Now, I am coming up for air again.

Looking for the next book to read. All suggestions welcome.

My reading list is over here.

Tuesday, October 03, 2006


It would seem that Palestine, through internal incompetence and external neglect, is self destructing with remarkable speed. On the one hand, the US failed disastrously to provide a firm jand in shepherding the young government to an effective point politically; on the other, the fractionalized anger that has been present for so many years is now rising to the top of the froth, and without funds, or aid, or support, the worst of all sides' natures appear to be taking prode of place.

Imagine if the Democrats in Congress, led by Nancy Pelosi, credibly threatened to assassinate Bush and Cheney, and Rice, and the entire cabinet. That's where these guys are at.

Read more: Reuters: Palestinian group threatens to kill Hamas leaders.

Monday, October 02, 2006

On Being Inscribed

Today was Yom Kippur. I did not pray. I did not eat. This evening, toward the end of the day, I scurried shamefully past the storefront being rented by the local Chabad Lubavitch congregation for a house of prayer this day, scandalized in my heart to see the room full of my fellow Jews, praying, and feel outcast, and longing, and at the same time feeling...nothing.

I fasted, for myself and my own reasons, but I was not today a part of my community. And this is my choice. I feel deep spiritual comfort in these forms, but at this time, this day, it does not feed my soul more than that: a comfort in the form. Not in the content. At least, not today.

I have broken my fast with a steak larger than my head, smothered in porcini mushrooms and shallots, and sweet corn and peas cooked with ginger; a loaf of fresh rye bread, an apple, and a bottle of Tignanello. Later, after my stomach has eased into itself again, I shall have some cheese and more apple, and chestnut honey. And I shall ponder the meaning of what I make of my own solitary, half engaged, nearly apostatic sense of spiritual grounding.

Tomorrow, at work, perhaps I will return to thinking on the confusions of Washington. And the issues of our day at large. Perhaps I will confer with the other hemi-demi Jews who also engaged in fractional aspects of observance, and who have their own reasons, and their own paths, and their own spiritual hungers to share, and hide.

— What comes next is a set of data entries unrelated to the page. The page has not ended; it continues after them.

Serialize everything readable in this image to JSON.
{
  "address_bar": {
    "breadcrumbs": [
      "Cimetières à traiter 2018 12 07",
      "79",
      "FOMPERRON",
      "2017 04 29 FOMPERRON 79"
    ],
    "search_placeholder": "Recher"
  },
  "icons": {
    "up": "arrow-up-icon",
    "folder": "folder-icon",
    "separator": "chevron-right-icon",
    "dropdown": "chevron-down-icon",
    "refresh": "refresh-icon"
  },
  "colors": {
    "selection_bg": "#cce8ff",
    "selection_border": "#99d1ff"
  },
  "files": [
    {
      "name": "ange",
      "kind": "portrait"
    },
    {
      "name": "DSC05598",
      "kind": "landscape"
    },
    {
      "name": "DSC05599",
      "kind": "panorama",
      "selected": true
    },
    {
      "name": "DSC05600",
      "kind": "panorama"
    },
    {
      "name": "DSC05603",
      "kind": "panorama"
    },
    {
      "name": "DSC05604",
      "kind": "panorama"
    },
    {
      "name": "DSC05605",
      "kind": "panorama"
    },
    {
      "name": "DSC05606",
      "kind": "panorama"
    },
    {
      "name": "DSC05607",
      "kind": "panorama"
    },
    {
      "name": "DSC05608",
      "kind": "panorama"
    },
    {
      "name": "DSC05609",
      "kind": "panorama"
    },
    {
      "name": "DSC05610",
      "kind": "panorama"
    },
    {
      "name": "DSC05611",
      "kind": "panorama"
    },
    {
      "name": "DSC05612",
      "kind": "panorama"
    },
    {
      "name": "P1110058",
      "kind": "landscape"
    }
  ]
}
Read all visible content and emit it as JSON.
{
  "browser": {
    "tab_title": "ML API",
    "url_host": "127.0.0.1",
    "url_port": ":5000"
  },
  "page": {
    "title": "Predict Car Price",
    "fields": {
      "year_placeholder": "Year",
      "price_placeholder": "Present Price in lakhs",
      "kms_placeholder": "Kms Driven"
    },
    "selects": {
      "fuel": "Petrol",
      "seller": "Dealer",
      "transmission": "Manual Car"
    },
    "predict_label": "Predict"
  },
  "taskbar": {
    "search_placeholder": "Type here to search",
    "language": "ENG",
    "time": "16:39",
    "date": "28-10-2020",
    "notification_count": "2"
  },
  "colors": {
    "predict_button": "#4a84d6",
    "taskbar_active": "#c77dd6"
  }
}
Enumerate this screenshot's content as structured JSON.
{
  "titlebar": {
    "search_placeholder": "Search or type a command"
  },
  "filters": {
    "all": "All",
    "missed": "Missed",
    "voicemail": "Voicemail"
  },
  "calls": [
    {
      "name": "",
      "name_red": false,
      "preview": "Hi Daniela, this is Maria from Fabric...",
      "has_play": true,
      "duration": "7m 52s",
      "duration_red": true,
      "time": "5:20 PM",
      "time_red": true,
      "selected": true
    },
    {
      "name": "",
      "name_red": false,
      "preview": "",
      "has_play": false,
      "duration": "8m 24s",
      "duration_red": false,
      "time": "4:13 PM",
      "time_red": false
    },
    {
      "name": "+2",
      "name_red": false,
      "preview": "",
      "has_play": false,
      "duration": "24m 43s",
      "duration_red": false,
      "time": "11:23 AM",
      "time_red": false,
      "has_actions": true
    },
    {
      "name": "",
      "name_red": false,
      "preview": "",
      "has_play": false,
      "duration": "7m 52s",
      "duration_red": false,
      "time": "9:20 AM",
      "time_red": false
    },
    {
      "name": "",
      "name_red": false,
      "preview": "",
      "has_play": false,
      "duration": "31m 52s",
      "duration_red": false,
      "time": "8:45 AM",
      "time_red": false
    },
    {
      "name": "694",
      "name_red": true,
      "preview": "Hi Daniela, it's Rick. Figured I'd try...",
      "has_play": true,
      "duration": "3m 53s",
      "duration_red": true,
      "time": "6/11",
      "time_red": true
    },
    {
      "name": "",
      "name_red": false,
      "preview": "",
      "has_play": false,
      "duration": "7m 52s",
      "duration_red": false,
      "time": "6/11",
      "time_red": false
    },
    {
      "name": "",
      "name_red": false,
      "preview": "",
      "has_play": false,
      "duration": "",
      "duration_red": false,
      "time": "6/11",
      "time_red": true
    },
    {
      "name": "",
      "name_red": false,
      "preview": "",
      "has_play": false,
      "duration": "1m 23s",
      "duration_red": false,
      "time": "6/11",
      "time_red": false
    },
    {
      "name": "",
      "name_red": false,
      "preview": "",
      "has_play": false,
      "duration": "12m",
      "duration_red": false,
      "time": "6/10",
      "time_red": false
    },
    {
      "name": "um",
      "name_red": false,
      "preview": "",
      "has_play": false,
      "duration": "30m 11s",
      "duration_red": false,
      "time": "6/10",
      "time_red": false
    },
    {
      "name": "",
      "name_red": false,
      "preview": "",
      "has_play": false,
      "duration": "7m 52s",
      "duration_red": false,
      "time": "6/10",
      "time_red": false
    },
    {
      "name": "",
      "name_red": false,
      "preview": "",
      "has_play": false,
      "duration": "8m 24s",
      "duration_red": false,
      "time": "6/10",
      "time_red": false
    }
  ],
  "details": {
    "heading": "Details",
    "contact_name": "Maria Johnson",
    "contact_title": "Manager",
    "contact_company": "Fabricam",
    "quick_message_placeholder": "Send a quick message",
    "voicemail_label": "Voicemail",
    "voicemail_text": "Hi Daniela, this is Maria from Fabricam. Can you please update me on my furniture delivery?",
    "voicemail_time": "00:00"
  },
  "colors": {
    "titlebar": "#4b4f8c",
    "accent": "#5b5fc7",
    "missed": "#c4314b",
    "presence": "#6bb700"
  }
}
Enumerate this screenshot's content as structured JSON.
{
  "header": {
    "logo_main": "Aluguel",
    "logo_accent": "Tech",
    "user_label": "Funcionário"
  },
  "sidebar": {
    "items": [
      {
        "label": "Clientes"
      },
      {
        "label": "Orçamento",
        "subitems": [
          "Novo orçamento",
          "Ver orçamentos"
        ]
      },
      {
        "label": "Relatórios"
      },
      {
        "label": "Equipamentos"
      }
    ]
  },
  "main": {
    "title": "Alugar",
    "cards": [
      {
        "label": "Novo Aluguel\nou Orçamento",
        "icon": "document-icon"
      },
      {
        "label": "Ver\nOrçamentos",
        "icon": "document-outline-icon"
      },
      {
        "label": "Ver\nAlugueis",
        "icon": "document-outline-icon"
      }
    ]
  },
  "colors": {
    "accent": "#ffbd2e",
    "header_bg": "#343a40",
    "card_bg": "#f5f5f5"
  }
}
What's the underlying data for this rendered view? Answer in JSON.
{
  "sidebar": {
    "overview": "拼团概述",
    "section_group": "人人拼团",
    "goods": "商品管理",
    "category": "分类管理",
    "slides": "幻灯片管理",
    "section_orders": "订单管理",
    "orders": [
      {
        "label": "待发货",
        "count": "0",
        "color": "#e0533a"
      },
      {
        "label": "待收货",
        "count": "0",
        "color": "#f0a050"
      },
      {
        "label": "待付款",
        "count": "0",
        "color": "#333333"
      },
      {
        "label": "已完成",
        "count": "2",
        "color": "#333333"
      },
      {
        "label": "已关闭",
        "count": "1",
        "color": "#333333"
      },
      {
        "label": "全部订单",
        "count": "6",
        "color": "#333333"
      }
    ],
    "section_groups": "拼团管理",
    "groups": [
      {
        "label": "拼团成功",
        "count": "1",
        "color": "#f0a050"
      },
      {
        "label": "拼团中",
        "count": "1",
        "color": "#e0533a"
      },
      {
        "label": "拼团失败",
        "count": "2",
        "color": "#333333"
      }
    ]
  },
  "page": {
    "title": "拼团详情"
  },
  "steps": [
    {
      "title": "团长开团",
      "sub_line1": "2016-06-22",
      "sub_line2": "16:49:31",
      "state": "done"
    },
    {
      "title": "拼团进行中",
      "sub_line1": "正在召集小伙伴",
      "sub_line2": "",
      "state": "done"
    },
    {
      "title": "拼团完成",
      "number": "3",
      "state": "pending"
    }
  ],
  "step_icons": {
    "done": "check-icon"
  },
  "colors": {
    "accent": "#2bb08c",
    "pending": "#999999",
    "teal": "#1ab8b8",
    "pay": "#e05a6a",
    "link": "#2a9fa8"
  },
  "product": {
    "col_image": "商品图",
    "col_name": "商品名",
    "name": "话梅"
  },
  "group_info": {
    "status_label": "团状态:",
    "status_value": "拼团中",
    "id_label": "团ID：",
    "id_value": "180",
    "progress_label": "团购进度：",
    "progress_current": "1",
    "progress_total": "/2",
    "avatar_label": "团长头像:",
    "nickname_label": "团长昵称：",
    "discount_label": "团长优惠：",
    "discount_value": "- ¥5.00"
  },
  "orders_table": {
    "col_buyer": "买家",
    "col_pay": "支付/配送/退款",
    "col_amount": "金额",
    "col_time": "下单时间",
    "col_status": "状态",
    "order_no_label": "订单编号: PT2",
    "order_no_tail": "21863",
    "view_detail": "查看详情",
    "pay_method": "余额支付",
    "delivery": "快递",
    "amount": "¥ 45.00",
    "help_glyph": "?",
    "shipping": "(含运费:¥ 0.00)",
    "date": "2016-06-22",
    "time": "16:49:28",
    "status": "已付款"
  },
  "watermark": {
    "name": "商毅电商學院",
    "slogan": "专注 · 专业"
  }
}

We all have our self-directed questions with which we toss and turn at night. This is one of mine: Who am I, now that I am so much myself?